Echoing a theme in municipal election campaigns of recent years, the Deltona City Commission has enacted an ordinance allowing existing homeowners with septic tanks in older parts of the city to forgo connecting with a sewer system.
The ordinance, which passed unanimously on second and final reading April 17, provides that homeowners with septic tanks may make voluntary sewer connections, but it does not require them to do so.
“Whereas, … if the customer so desires and if such sewer service is available but does not under any circumstance force an existing residential customer to connect to the City of Deltona’s sewer system,” the ordinance reads in part.
The city does require developers of new housing developments to install sewer lines and to connect each of the homes to the municipal sewer system. City officials also are working to extend wastewater lines to businesses along major roads, such as Saxon Boulevard, in the hope of attracting more commercial development. Civic and business leaders say sewer service is a must for economic development, as investors and lenders often frown on septic tanks for waste disposal.
If, however, a septic tank in a non-sewer area fails to work properly, the owner is responsible for repairing or replacing it.

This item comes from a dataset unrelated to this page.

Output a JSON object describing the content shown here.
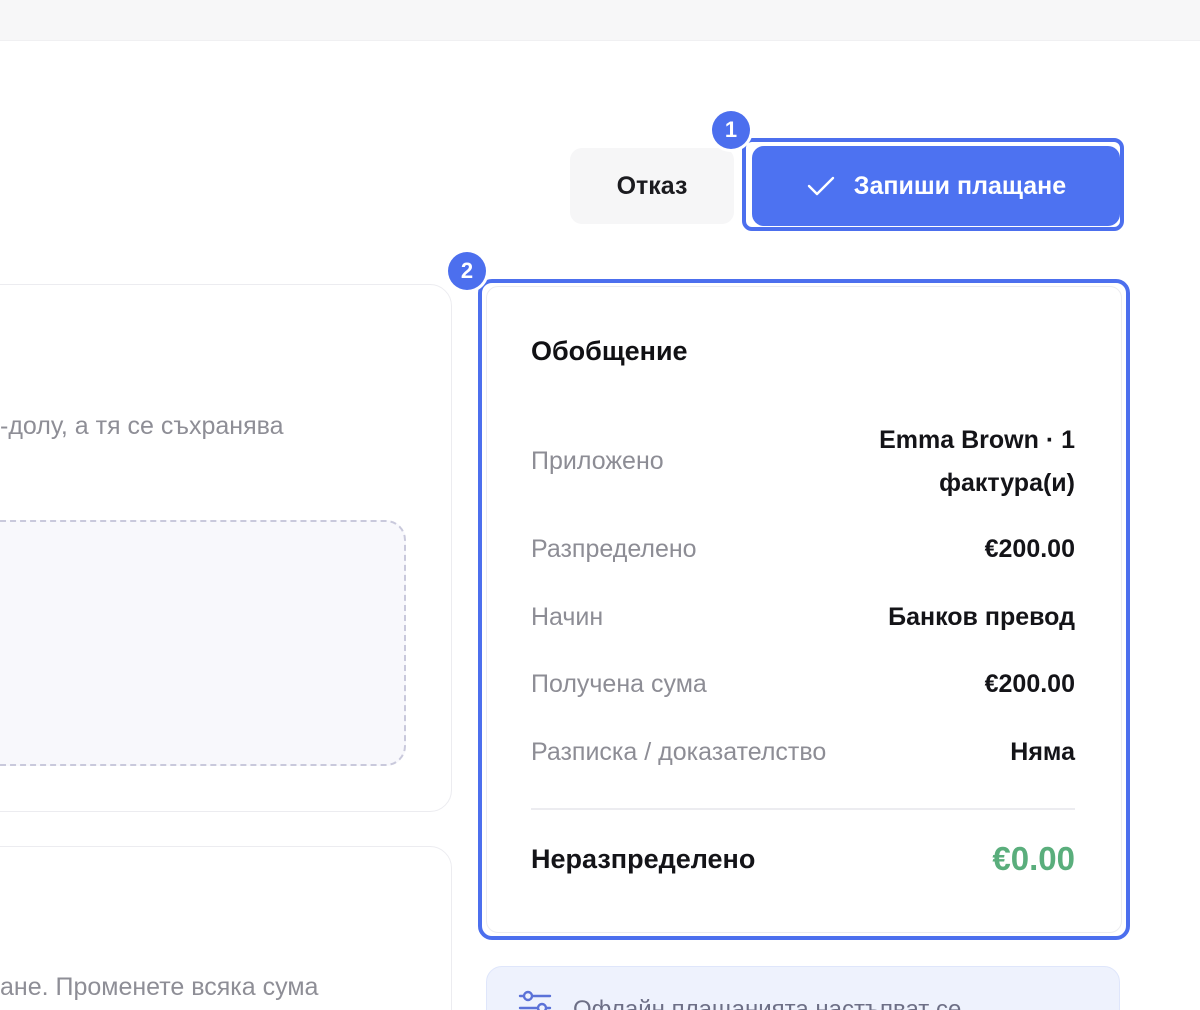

“I just want to make certain that no one is going to be forced to hook up to a sewer,” Commissioner Maritza Avila-Vazquez said. “You will not be forced to go onto a sewer.”
Most of Deltona’s homes rely on septic tanks for waste disposal. Of the approximately 33,000 water customers in Deltona, about 6,000 also have sewer service.

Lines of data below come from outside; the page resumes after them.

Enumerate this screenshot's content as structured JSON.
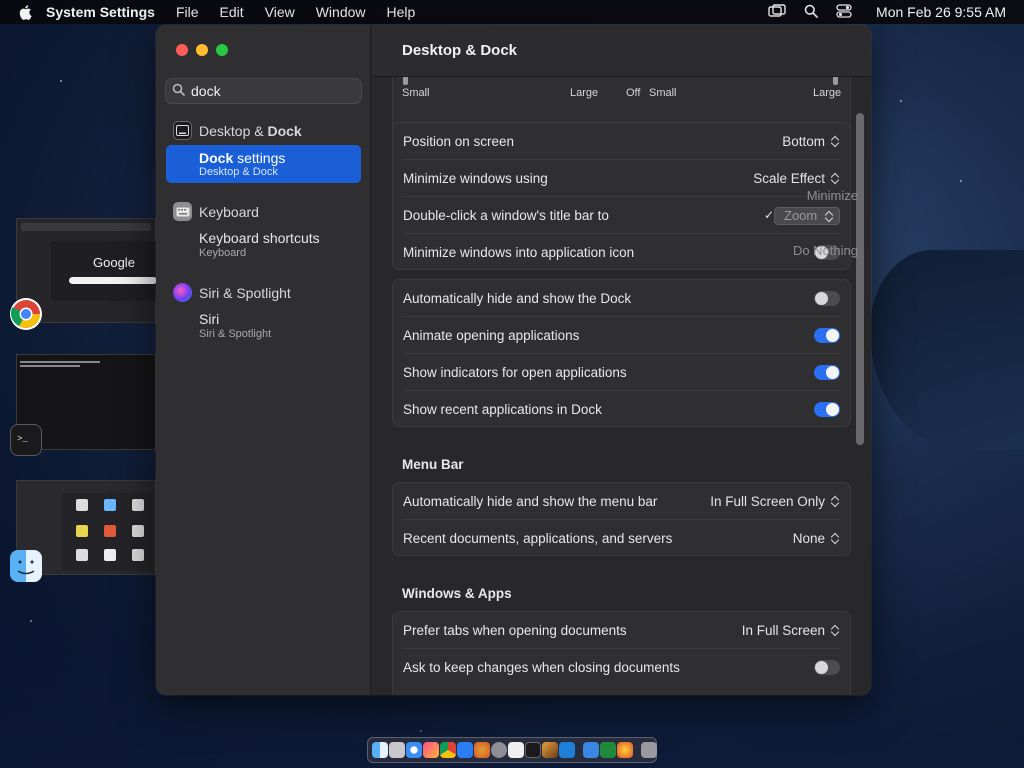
{
  "menubar": {
    "app_name": "System Settings",
    "items": [
      "File",
      "Edit",
      "View",
      "Window",
      "Help"
    ],
    "clock": "Mon Feb 26  9:55 AM"
  },
  "window": {
    "search": {
      "value": "dock"
    },
    "sidebar": {
      "group1": {
        "label_plain": "Desktop & ",
        "label_bold": "Dock"
      },
      "selected": {
        "title_bold": "Dock",
        "title_rest": " settings",
        "subtitle": "Desktop & Dock"
      },
      "group2": {
        "label": "Keyboard"
      },
      "group2_sub": {
        "title": "Keyboard shortcuts",
        "subtitle": "Keyboard"
      },
      "group3": {
        "label": "Siri & Spotlight"
      },
      "group3_sub": {
        "title": "Siri",
        "subtitle": "Siri & Spotlight"
      }
    },
    "content": {
      "title": "Desktop & Dock",
      "sliders": {
        "size_min": "Small",
        "size_max": "Large",
        "mag_off": "Off",
        "mag_min": "Small",
        "mag_max": "Large"
      },
      "dock_rows": [
        {
          "label": "Position on screen",
          "value": "Bottom"
        },
        {
          "label": "Minimize windows using",
          "value": "Scale Effect"
        },
        {
          "label": "Double-click a window's title bar to",
          "value": "Zoom"
        },
        {
          "label": "Minimize windows into application icon"
        }
      ],
      "popup_options": [
        "Minimize",
        "Zoom",
        "Do Nothing"
      ],
      "popup_check": "✓",
      "toggle_rows": [
        {
          "label": "Automatically hide and show the Dock",
          "on": false
        },
        {
          "label": "Animate opening applications",
          "on": true
        },
        {
          "label": "Show indicators for open applications",
          "on": true
        },
        {
          "label": "Show recent applications in Dock",
          "on": true
        }
      ],
      "menu_bar_section": "Menu Bar",
      "menu_bar_rows": [
        {
          "label": "Automatically hide and show the menu bar",
          "value": "In Full Screen Only"
        },
        {
          "label": "Recent documents, applications, and servers",
          "value": "None"
        }
      ],
      "windows_section": "Windows & Apps",
      "windows_rows": [
        {
          "label": "Prefer tabs when opening documents",
          "value": "In Full Screen"
        },
        {
          "label": "Ask to keep changes when closing documents",
          "on": false
        }
      ]
    }
  },
  "desktop": {
    "thumb_google_text": "Google"
  },
  "colors": {
    "accent": "#1a5fd8",
    "toggle_on": "#2b6ff3",
    "close": "#ff5f57",
    "minimize": "#febc2e",
    "zoom": "#28c840"
  }
}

Over the years, there have been calls to develop a citywide sewer system, including retrofitting the older sections of Deltona, but the capital cost would probably run into the nine-figure range or even higher. Official estimates of the cost of building such a system to cover the sprawling city in years gone by have been as high as $350 million.

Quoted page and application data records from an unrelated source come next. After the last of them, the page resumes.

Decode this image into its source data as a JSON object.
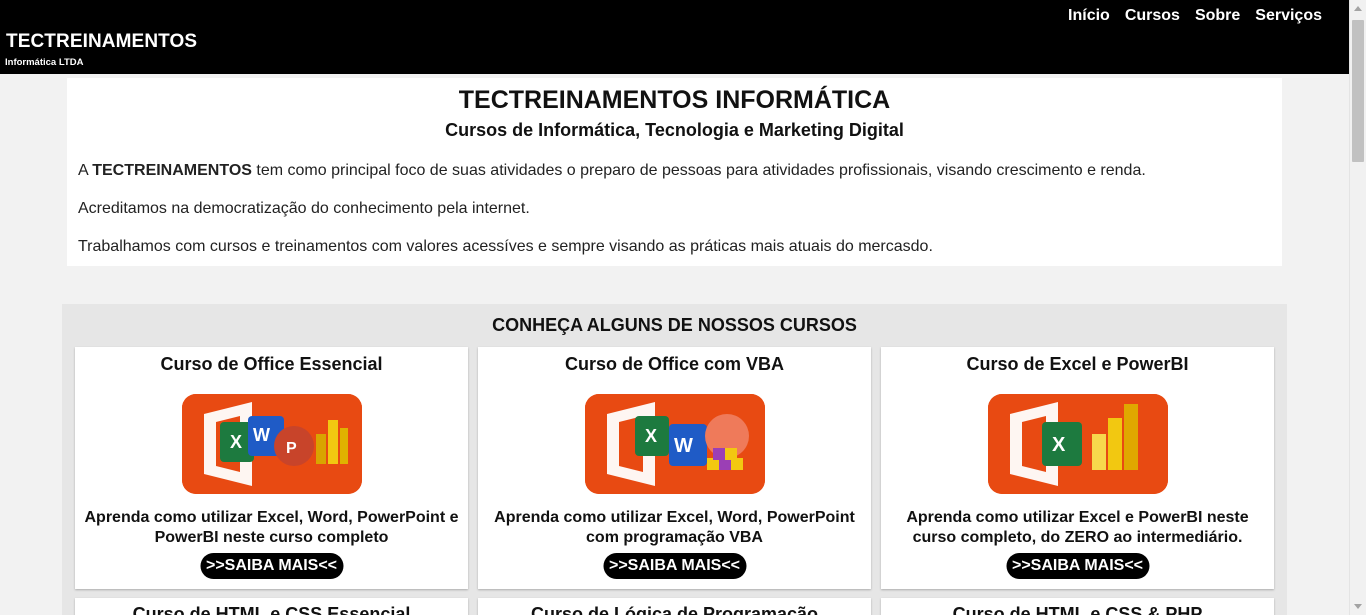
{
  "header": {
    "brand": "TECTREINAMENTOS",
    "brand_sub": "Informática LTDA",
    "nav": [
      "Início",
      "Cursos",
      "Sobre",
      "Serviços"
    ]
  },
  "intro": {
    "title": "TECTREINAMENTOS INFORMÁTICA",
    "subtitle": "Cursos de Informática, Tecnologia e Marketing Digital",
    "p1_prefix": "A ",
    "p1_bold": "TECTREINAMENTOS",
    "p1_rest": " tem como principal foco de suas atividades o preparo de pessoas para atividades profissionais, visando crescimento e renda.",
    "p2": "Acreditamos na democratização do conhecimento pela internet.",
    "p3": "Trabalhamos com cursos e treinamentos com valores acessíves e sempre visando as práticas mais atuais do mercasdo."
  },
  "courses": {
    "title": "CONHEÇA ALGUNS DE NOSSOS CURSOS",
    "cards": [
      {
        "title": "Curso de Office Essencial",
        "desc": "Aprenda como utilizar Excel, Word, PowerPoint e PowerBI neste curso completo",
        "button": ">>SAIBA MAIS<<",
        "icon": "office-essencial-icon"
      },
      {
        "title": "Curso de Office com VBA",
        "desc": "Aprenda como utilizar Excel, Word, PowerPoint com programação VBA",
        "button": ">>SAIBA MAIS<<",
        "icon": "office-vba-icon"
      },
      {
        "title": "Curso de Excel e PowerBI",
        "desc": "Aprenda como utilizar Excel e PowerBI neste curso completo, do ZERO ao intermediário.",
        "button": ">>SAIBA MAIS<<",
        "icon": "excel-powerbi-icon"
      }
    ],
    "next_row": [
      "Curso de HTML e CSS Essencial",
      "Curso de Lógica de Programação",
      "Curso de HTML e CSS & PHP"
    ]
  },
  "colors": {
    "header_bg": "#000000",
    "office_orange": "#e84a12",
    "excel_green": "#1d7a3f",
    "word_blue": "#1f5bc6",
    "ppt_red": "#c8442a",
    "powerbi_yellow": "#f2c811"
  }
}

For the past decade, Deltona has had the highest monthly sewer bills in the east Central Florida region, as shown in reports by consultants hired by the city to fine-tune Deltona’s utility rate structure.